Novel anticancer drug combinations exploiting arginine depletion with ADI-PEG 20 in the treatment of ASS1-negative malignant mesothelioma
Session type: Poster / e-Poster / Silent Theatre session
1Institute of Cancer, Barts and The London, London, UK, 2Centre for Cancer Research and Cell Biology, Belfast, UK
The asbestos-related cancer, malignant pleural mesothelioma (MPM), is a devastating disease with a median survival from diagnosis of 9-12 months. Deaths from MPM, currently 2000 per annum in the UK, are projected to increase by 25% in the next 5 years. We have shown that MPM cell lines are highly sensitive to arginine depletion, due to a deficiency of the rate-limiting enzyme in arginine synthesis, argininosuccinate synthetase (ASS). A national multicentre randomised phase II clinical trial of ADI-PEG 20, an arginine catabolizing enzyme that converts arginine into citrulline and ammonia, is planned to commence later this year. Here, we have compared the effect of ADI-PEG 20-induced arginine deprivation in ASS negative and ASS positive MPM cell lines, and explored novel drug combinations integrating ADI-PEG 20 in the treatment of MPM.
Method and Results
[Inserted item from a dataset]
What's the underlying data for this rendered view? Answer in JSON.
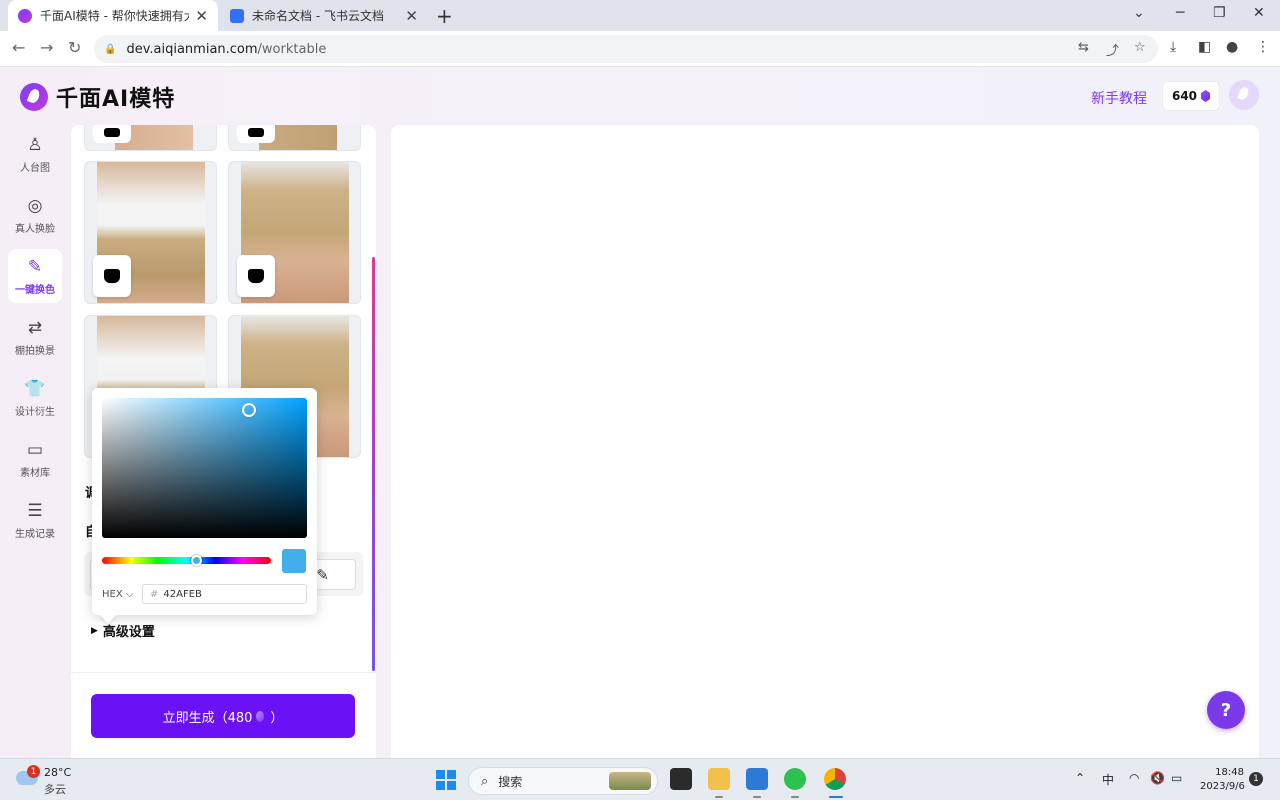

Initially, we confirmed that arginine deprivation has a role in 40-60% of patients with MPM, revealing that the ASS-negative phenotype is associated with a worse survival. Treatment of three ASS negative cell lines with either ADI-PEG 20 or platinum led to cell death in a dose-dependent manner, with the combination being synergistic. Next, apoptosis induction of ADI-treated ASS-negative MPM cell lines was measured by western-blot after mitochondrial/cytosolic fractionation. Novel interacting drug pathways were assessed using an ADI-treated ASS negative and its stably transfected ASS-expressing MPM cell line (control) followed by global gene expression using the Affymetrix human genome U133 Plus 2.0 Array chip combined with bioinformatic analysis.
The antitumour effect of ADI-PEG 20 was markedly potentiated using platinum suggesting that combining arginine depletion with the current standard of care may offer an improvement over doublet chemotherapy alone. Further work on drug combinations in ASS-negative MPM may lead to better disease control in a difficult to treat and increasingly important disease in the UK.